We would have liked to have had a turbo boost gauge to see how quickly things spooled up, but even without one it was obvious that the spunky 1.8-liter is eager to deliver its power as soon as your right foot demands.
During the weekend of my week in the car, I drove from Phoenix to Henderson, Nevada, to pick up a grandson and take him to a youth baseball tournament in St. George, Utah. Tournament over (actually, play was cut short by rain after an inning of the championship game), we headed to Zion National Park.
The Golf averaged in the mid-30s in fuel economy, cruised happily at the 75 mph western interstates’ speed limit. Thanks to the turbo, the car had no issue with the steep mountain grades. Thanks to the Continental ProContact at each corner, the car zipped sure-footed around the curves. And thanks to the ease of manually changing gears, we could stay off the brakes when coming back down those grades.

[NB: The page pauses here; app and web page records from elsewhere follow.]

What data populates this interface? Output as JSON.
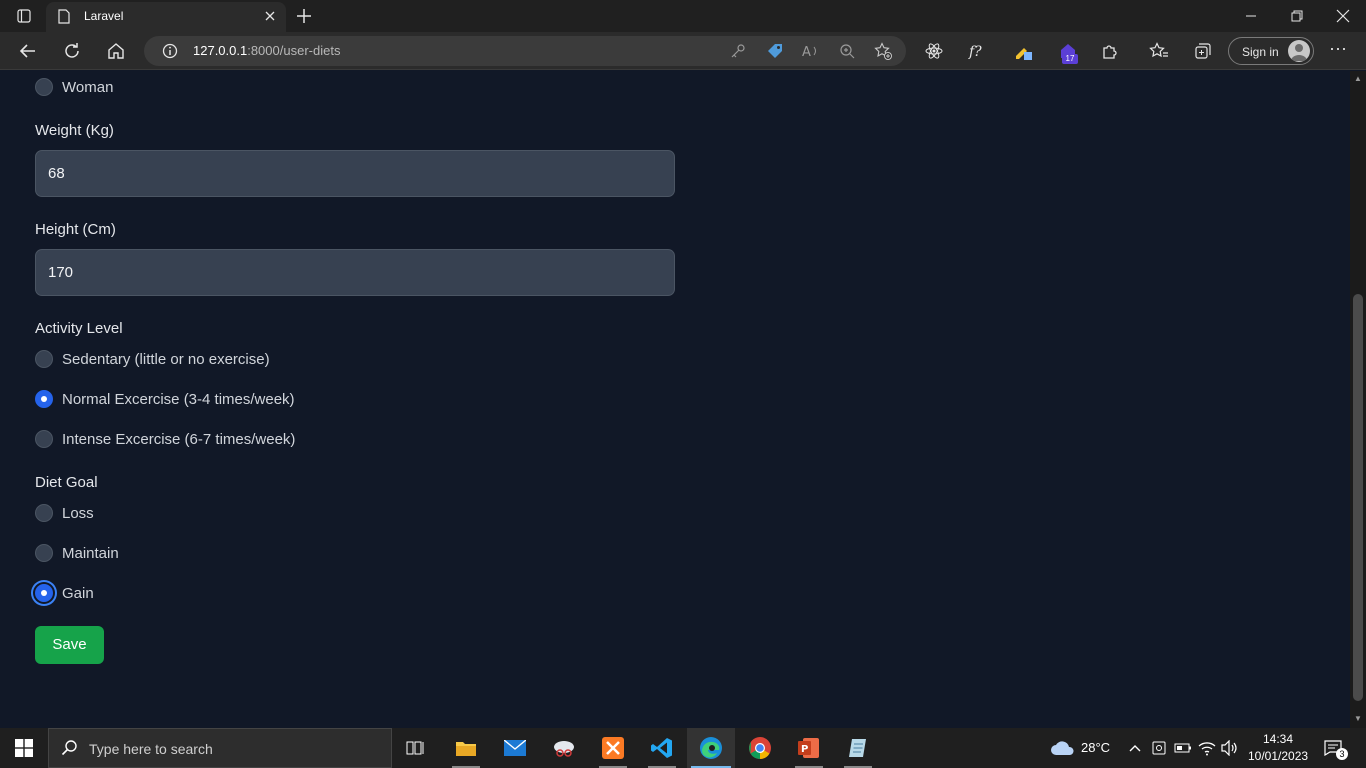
{
  "browser": {
    "tab_title": "Laravel",
    "url_host": "127.0.0.1",
    "url_path": ":8000/user-diets",
    "sign_in_label": "Sign in",
    "extension_badge": "17"
  },
  "form": {
    "gender_option_woman": "Woman",
    "weight_label": "Weight (Kg)",
    "weight_value": "68",
    "height_label": "Height (Cm)",
    "height_value": "170",
    "activity_label": "Activity Level",
    "activity_options": [
      "Sedentary (little or no exercise)",
      "Normal Excercise (3-4 times/week)",
      "Intense Excercise (6-7 times/week)"
    ],
    "activity_selected_index": 1,
    "goal_label": "Diet Goal",
    "goal_options": [
      "Loss",
      "Maintain",
      "Gain"
    ],
    "goal_selected_index": 2,
    "save_label": "Save"
  },
  "taskbar": {
    "search_placeholder": "Type here to search",
    "weather": "28°C",
    "time": "14:34",
    "date": "10/01/2023",
    "notification_count": "3"
  },
  "colors": {
    "page_bg": "#111827",
    "input_bg": "#374151",
    "radio_checked": "#2563eb",
    "save_button": "#16a34a"
  }
}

I’m not a big fan of sunroofs, but it was nice to open the roof and windows and use the seat heaters on a chilly mountain morning.
Though we only had two people aboard, we brought a couple of coolers, a big bag of road food, various bags with clothing, camera gear and computer, as well as my grandson’s huge baseball gear bag, which fit easily through the hatch when we folded down one of the rear seats. We even had room for my new folding chair with a little flip-out tray and built-in cupholder, an option you need when you’re watching five games in two days.
Bottom line: Yes, VW should be slapped severely for not restricting the emissions from its diesel engines, but it gets a pat on the back for the gasoline-fueled Golf, winner and still champion of the hatchback weight class.
2016 Volkswagen Golf TSI SEL
Vehicle type: 5-passenger hatchback, front-wheel drive
Base price: $27,425 Price as tested: $29,740
Engine: 1.8-liter turbocharged four-cylinder, 170 horsepower @ 4,500 rpm, 199 pound-feet of torque @ 1,600 rpm Transmission: 6-speed automatic
Wheelbase: 103.8 inches Overall length/width: 167.5 inches / 70.8 inches
Curb weight: 2,961 pounds
EPA mileage estimates: 25 city / 36 highway / 29 combined
Assembled in: Puebla, Mexico